Thursday, 26th November 1668

26th. Up, and at the Office all the morning, where I was to have delivered the Duke of York's letter of advice to the Board, in answer to our several answers to his great letter; but Lord Brouncker not being there, and doubtful to deliver it before the new Treasurers, I forbore it to next sitting. So home at noon to dinner, where I find Mr. Pierce and his wife but I was forced to shew very little pleasure in her being there because of my vow to my wife; and therefore was glad of a very bad occasion for my being really troubled, which is, at W. Hewer's losing of a tally of £1000, which I sent him this day to receive of the Commissioners of Excise.

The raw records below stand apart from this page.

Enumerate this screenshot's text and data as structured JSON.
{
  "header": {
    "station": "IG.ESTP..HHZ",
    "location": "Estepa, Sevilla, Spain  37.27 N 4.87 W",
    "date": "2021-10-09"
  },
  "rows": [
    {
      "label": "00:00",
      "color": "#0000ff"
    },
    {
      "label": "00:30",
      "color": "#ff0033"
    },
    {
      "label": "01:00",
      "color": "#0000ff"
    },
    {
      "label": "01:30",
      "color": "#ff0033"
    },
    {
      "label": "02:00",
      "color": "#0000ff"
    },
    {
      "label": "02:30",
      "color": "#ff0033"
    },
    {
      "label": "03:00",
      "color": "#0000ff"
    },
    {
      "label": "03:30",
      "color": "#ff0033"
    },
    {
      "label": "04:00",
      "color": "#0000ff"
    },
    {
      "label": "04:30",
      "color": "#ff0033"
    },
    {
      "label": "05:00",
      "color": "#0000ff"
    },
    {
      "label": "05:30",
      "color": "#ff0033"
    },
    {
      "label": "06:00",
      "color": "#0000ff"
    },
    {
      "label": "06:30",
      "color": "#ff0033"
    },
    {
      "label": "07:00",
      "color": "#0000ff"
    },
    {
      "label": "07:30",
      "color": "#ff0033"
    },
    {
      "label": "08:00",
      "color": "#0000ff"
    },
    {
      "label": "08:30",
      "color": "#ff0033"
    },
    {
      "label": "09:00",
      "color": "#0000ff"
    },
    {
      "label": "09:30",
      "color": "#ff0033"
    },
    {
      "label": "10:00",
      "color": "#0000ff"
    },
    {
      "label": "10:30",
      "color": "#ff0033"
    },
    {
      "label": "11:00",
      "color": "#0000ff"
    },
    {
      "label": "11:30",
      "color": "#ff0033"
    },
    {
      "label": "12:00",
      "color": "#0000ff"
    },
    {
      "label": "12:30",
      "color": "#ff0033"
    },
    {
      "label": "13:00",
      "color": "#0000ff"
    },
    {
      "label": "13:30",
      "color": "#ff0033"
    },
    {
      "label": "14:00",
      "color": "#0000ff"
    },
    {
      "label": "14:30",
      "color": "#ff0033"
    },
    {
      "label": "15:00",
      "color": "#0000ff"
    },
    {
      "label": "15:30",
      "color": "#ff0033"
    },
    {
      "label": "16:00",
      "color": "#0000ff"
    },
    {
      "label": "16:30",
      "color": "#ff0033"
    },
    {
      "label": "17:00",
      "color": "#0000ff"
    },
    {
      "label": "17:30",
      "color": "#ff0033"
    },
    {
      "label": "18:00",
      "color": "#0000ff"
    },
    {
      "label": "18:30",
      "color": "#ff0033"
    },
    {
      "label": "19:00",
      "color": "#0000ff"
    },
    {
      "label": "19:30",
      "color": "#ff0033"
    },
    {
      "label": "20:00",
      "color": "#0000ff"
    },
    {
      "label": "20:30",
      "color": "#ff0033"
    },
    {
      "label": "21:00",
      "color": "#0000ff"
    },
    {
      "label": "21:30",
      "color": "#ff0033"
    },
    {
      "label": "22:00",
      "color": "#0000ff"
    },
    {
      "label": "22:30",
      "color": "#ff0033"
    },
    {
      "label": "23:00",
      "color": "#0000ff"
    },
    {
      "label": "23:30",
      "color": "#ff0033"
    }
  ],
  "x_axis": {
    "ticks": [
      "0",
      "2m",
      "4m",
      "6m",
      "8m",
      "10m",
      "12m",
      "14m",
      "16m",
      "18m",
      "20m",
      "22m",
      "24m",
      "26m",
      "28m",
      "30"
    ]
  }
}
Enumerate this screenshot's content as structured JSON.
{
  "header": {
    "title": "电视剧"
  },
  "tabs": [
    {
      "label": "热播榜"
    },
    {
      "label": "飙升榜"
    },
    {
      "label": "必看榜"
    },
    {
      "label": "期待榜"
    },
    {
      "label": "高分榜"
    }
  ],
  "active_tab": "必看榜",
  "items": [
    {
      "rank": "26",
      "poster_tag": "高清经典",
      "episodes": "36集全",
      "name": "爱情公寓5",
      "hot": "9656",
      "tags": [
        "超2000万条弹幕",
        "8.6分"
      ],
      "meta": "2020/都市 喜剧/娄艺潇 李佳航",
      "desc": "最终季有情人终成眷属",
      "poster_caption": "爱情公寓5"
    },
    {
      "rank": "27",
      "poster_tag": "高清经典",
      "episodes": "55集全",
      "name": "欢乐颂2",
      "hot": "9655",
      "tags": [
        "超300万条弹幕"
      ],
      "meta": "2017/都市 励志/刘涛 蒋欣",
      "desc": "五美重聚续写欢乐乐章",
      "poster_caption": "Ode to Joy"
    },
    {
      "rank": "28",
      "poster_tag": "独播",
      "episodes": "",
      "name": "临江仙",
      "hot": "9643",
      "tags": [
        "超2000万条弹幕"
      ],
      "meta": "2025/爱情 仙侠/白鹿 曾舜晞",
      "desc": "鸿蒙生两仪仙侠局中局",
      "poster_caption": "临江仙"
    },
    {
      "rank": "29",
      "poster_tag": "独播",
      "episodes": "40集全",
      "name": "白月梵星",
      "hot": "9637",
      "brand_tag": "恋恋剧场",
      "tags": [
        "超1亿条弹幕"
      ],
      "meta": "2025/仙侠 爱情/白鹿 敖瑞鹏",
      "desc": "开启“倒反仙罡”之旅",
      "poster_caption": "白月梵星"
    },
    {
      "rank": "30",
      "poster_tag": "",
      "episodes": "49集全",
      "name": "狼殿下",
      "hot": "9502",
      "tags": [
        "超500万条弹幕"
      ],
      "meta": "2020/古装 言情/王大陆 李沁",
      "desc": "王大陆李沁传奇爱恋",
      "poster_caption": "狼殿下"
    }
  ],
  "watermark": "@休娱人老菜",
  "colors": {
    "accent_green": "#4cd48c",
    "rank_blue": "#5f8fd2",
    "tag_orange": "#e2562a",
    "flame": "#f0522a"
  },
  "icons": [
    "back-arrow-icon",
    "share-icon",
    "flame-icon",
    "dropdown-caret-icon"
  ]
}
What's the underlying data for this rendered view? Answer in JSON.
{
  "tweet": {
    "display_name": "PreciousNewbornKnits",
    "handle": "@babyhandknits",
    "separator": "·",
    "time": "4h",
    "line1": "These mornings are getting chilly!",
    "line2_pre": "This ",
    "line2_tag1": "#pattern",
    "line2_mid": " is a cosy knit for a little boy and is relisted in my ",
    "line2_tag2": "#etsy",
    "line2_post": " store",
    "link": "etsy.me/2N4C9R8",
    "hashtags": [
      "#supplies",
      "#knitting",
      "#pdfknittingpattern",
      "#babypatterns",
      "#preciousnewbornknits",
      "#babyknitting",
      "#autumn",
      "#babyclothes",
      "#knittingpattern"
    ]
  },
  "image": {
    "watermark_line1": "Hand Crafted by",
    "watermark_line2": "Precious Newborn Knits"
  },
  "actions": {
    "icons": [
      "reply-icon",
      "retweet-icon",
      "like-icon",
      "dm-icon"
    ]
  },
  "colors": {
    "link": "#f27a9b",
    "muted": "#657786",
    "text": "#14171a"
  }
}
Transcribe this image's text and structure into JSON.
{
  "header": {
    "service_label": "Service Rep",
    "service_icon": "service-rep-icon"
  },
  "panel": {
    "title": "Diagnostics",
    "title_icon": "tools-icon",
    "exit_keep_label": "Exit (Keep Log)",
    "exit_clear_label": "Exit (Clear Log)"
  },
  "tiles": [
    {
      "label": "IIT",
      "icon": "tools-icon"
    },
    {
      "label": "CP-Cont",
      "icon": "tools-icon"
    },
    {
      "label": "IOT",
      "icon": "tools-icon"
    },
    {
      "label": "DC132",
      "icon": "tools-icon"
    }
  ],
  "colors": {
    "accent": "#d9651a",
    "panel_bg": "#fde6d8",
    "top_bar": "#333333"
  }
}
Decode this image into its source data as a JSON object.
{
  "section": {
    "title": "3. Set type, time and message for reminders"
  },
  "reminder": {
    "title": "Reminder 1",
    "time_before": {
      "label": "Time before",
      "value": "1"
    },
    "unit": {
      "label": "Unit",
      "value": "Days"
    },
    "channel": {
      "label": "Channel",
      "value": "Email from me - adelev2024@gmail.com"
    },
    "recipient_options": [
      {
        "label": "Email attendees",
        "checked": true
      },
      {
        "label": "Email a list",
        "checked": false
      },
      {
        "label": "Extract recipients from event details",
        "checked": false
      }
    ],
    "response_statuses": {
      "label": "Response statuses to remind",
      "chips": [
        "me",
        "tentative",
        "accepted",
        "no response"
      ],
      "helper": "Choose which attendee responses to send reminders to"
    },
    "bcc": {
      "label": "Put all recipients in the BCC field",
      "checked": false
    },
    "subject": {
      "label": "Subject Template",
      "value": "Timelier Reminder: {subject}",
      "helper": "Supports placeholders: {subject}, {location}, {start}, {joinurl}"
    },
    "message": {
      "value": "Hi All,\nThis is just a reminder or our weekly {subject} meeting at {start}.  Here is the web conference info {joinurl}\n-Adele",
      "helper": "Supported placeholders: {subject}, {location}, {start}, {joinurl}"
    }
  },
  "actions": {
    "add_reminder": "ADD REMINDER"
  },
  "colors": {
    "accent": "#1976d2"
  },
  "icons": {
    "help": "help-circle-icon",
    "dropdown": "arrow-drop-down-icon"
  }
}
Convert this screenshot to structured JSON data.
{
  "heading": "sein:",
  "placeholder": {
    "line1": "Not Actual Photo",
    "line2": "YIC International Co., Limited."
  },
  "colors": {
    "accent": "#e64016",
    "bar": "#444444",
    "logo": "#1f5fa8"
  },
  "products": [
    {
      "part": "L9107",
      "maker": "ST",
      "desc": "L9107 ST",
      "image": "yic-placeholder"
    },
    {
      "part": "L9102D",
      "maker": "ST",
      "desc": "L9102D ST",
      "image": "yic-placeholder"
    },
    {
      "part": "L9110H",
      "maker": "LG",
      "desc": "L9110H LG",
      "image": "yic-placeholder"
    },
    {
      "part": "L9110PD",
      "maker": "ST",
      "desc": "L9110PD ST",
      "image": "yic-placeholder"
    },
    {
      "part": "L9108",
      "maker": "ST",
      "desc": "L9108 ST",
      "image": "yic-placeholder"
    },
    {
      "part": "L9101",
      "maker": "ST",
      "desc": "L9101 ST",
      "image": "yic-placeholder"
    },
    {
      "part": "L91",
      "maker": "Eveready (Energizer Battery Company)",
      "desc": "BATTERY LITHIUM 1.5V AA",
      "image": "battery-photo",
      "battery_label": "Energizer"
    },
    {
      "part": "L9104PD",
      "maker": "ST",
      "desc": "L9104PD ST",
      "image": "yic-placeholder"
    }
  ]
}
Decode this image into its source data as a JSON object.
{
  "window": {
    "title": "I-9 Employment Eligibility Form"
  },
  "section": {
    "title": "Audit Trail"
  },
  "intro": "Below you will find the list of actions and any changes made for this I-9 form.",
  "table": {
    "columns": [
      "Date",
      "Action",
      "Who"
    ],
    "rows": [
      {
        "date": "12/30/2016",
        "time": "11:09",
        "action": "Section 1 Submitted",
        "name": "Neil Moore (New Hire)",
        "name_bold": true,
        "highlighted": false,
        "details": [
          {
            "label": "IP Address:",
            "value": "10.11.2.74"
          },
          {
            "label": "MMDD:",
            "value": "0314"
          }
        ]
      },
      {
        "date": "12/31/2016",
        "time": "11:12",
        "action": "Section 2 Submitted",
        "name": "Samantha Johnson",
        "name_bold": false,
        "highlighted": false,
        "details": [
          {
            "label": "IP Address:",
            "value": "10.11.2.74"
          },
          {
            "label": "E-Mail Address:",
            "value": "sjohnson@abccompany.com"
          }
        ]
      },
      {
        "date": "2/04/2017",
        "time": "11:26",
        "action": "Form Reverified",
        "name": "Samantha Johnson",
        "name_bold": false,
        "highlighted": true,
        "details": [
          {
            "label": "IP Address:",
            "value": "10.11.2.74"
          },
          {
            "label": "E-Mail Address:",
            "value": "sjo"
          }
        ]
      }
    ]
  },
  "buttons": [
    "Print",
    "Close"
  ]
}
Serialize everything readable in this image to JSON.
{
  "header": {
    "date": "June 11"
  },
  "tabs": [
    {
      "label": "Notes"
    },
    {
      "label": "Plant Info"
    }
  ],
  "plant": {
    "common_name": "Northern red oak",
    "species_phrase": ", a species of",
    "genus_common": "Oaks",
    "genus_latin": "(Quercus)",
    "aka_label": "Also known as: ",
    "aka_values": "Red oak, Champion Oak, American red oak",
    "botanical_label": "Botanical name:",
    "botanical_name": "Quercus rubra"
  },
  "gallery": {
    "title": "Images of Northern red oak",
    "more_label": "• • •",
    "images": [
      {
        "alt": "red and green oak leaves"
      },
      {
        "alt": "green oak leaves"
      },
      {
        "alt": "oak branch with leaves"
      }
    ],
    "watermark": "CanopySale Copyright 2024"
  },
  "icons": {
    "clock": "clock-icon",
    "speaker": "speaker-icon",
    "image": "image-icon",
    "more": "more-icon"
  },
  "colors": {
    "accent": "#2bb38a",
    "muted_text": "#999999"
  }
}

So that though I hope at the worst I shall be able to get another, yet I made use of this to get away as soon as I had dined, and therefore out with him to the Excise Office to make a stop of its payment, and so away to the coachmaker's and several other places, and so away home, and there to my business at the office, and thence home, and there my wife to read to me, and W. Hewer to set some matters of accounts right at my chamber, to bed.